Thousands of Haitian immigrants are fleeing from the United States to Canada, fearing deportation back to Haiti as their future uncertain under the Trump administration.
Approximately 58,000 Haitian with Temporary Protected Status (TPS) reside in the United States. TPS was enacted after a massive earthquake struck their country in 2010 and allows TPS recipients to legally work and live in the United States without fear of deportation.
In May, the Department of Homeland Security suggested that the program will end in January and recommended that TPS recipients make travel arrangement to go back to Haiti before the deadline.
"The Department of Homeland Security urges Haitian TPS recipients who do not have another immigration status to use the time before Jan. 22, 2018 to prepare for and arrange their departure from the United States," Kelly said in a statement.
Tammy Lin, an immigration attorney based in San Diego, California, says that most of her clients on TPS are scared.
"My clients with TPS right now are overwhelmed with worry with the uncertainty of their current status," she said. "Many now fear for their future and safety, especially since many have put down roots here in the U.S."
Most of Lin's clients are trying to put their paperwork together and apply for asylum before the January deadline.
"My hope is that the administration will listen to the calls for reauthorization and extension and realize these are human beings. To eliminate it for Haitians so abruptly would be to put them in a situation that is dangerous for their well-being. That is why they were designated as TPS to begin with," she said.
Lt Alto is among the thousands of Haitian TPS recipients that have spent years rebuilding their lives in the United States. Alto, who lives in the New York area, says she lost everything in the 2010 earthquake.
"My mother and nephew died in the earthquake. I decided to go to the United States to pursue an education and do something with my life," she said.
Alto, 39, has lived in the U.S. for almost ten years and works as a certified nursing assistant. Alto says if the program ends she will only have two options, flee to Canada with the others or stay in New York illegally.
"There is nothing left for me there," she said. "I don't know what to do...I am so stressed."
Erique Gasse, a spokesperson with the Royal Canadian Mounted Police told Circa, said that "there was an notable increase in July but the influx of immigrants coming to Québec for the month of September is going down."Canadian immigration officials weren’t able to say how many of the refugees crossing the border into Quebec are Haitian.
However, Montreal Mayor Denis Coderre estimated nearly 2,500 refugees from the U.S. arrived in July due to President Donald Trump’s tough stance on immigration.
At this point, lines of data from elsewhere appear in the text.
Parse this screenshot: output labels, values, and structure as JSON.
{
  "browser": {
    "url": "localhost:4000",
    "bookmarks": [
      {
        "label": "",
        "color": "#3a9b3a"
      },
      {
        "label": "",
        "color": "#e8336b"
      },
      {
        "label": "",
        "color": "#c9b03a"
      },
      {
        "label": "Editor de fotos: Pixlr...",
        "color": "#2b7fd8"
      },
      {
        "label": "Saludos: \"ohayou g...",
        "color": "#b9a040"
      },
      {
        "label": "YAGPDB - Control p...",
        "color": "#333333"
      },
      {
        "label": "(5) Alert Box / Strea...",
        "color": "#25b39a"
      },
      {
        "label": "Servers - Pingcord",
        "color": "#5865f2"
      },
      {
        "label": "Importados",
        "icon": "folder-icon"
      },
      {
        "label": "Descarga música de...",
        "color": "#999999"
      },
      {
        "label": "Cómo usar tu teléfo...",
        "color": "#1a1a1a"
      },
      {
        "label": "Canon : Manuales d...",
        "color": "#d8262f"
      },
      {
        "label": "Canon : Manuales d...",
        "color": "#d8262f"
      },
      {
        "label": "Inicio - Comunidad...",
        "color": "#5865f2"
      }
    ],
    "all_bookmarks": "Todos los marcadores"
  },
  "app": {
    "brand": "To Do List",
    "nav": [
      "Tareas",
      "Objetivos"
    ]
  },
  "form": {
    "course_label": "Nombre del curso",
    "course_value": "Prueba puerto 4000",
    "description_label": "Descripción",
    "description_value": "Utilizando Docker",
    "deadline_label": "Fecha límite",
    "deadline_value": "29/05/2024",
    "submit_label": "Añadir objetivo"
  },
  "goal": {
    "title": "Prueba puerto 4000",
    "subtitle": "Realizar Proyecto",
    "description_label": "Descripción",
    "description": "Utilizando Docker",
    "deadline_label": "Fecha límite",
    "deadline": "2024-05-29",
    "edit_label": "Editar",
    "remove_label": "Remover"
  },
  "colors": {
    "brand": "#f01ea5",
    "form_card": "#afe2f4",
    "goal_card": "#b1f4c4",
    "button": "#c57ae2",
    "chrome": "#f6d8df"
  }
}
Selon mes sources: 2500 nouveaux arrivants en juillet (réfugiés frontière américaine) il y aurait présentement 500 à St-Bernard de Lacolle— DenisCoderre (@DenisCoderre) August 2, 2017
Brian Concannon Jr., Executive Director of Institute for Justice and Democracy in Haiti, told Circa that eliminating the TPS program will cause more harm than good.
"It will be disastrous for both the U.S. and for Haiti," he said. "Haiti does not have the infrastructure in place to take in these newcomers because they are still dealing with the aftermath of the 2010 earthquake and recent Hurricane Matthew."
"If the Trump administration stops the program more TPS recipients will try to stay here illegal and will not pay taxes and contribute to our economy," he added.
Concannon Jr. has studied Haiti and its economy for years and says that extending the program for 18 more months will give the government of Haiti more time to prepare for the TPS recipients.
"Extending the program will be good for Haiti and the TPS recipients because it gives them more time to plan and prepare," he said.
"If they end this program it will only cause more problems for the U.S. government," he added.